    There are several ways to do this. Picking the right transformer is easily the most effective. You could use a regulator rated for more than 40 volts. Failing that, you need to get the peak voltage down below 32. I say don't take it down to 24 volts by just wasting heat.
  3. ScottWang


    Aug 23, 2012
    1. You can in series with a 5Ω/20W resistor between Vin and V7805 and V7812.
    2. Using another transformer as 15Vac,0V/1.5A then it will get about 20Vdc.
    V78xx-1000 datasheet.
  4. MrChips


    Oct 2, 2009
    AC voltages are RMS values, not peak amplitude.
    To convert from RMS value to peak, multiply the RMS value by square root of 2, i.e. x 1.414

    Edit: Just to make sure that you do not misquote me. This multiplication factor of 1.414 works a pure sine wave. The factor is different for other wave shapes.

    To be sure, the RMS value of a constant DC voltage is the same as the DC voltage (i.e. conversion factor is 1.00).
    Last edited: Feb 10, 2015
    alfacliff likes this.
  5. wayneh


    Sep 9, 2010
    And then subtract the diode drop for two rectifier diodes. Adding a few more diodes to drop as many volts as you want is an option.

    There are also 27V zener diodes. I don't think you'd have to drain much current through the zener in order to keep the voltage down at 27V, but that's just a hunch. It depends on the properties of your transformer.
  6. Alec_t

    AAC Fanatic!

    Sep 17, 2013
    If you have a 6VAC transformer of similar current-rating you could connect the secondaries of the two transformers in series, with appropriate phasing, to get 24-6 =18V and rectify that. Clunkier though (and perhaps not much cheaper) than just buying an 18V transformer :).
    #12 likes this.
  7. MaxHeadRoom

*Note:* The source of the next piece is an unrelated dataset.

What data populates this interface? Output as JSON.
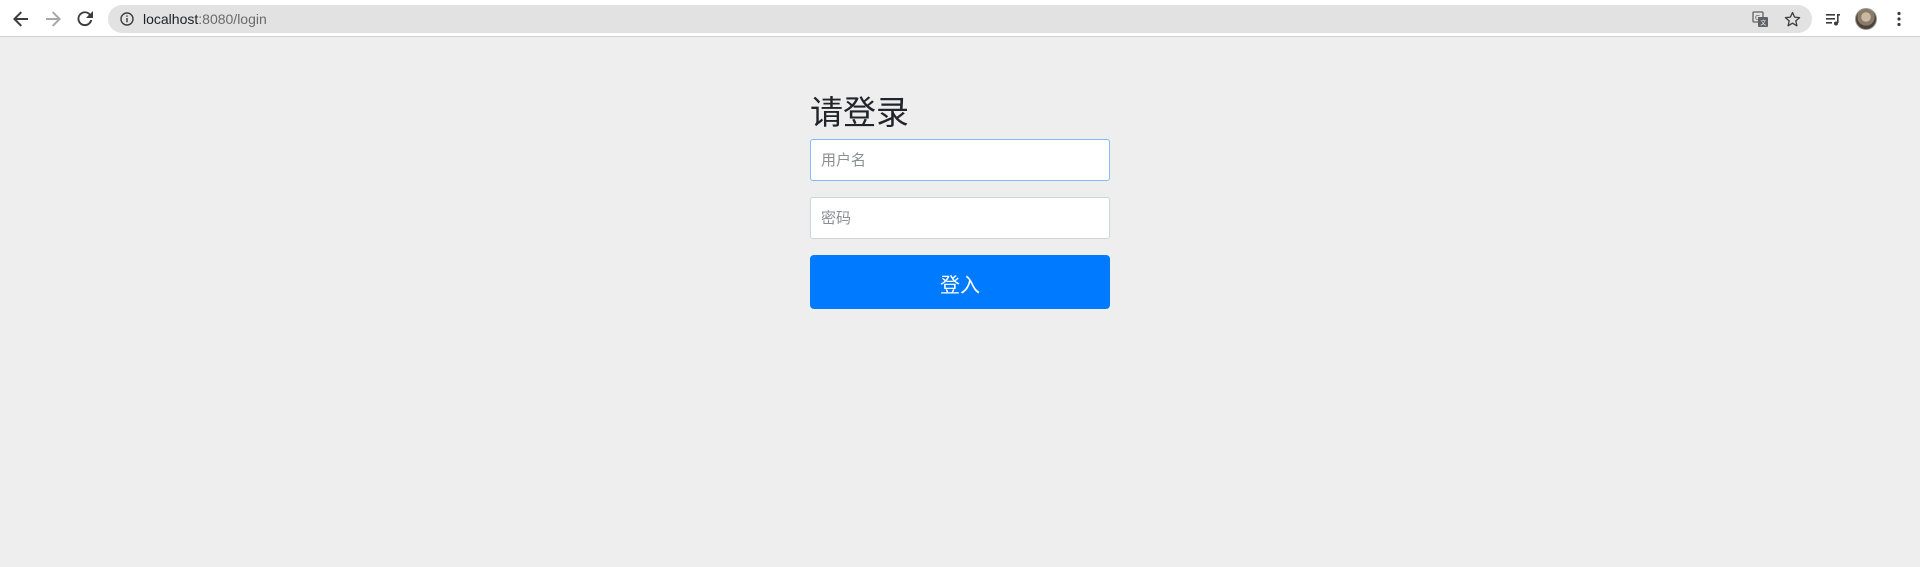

    Jul 18, 2013
    Maybe not quick or easy, but very cheap and effective is to remove a few turns off the secondary, you can usually reckon on an average of 2turns/volt.
    Very much easier if the transformer is Toroidal type.
  8. ronv

    AAC Fanatic!

    Nov 12, 2008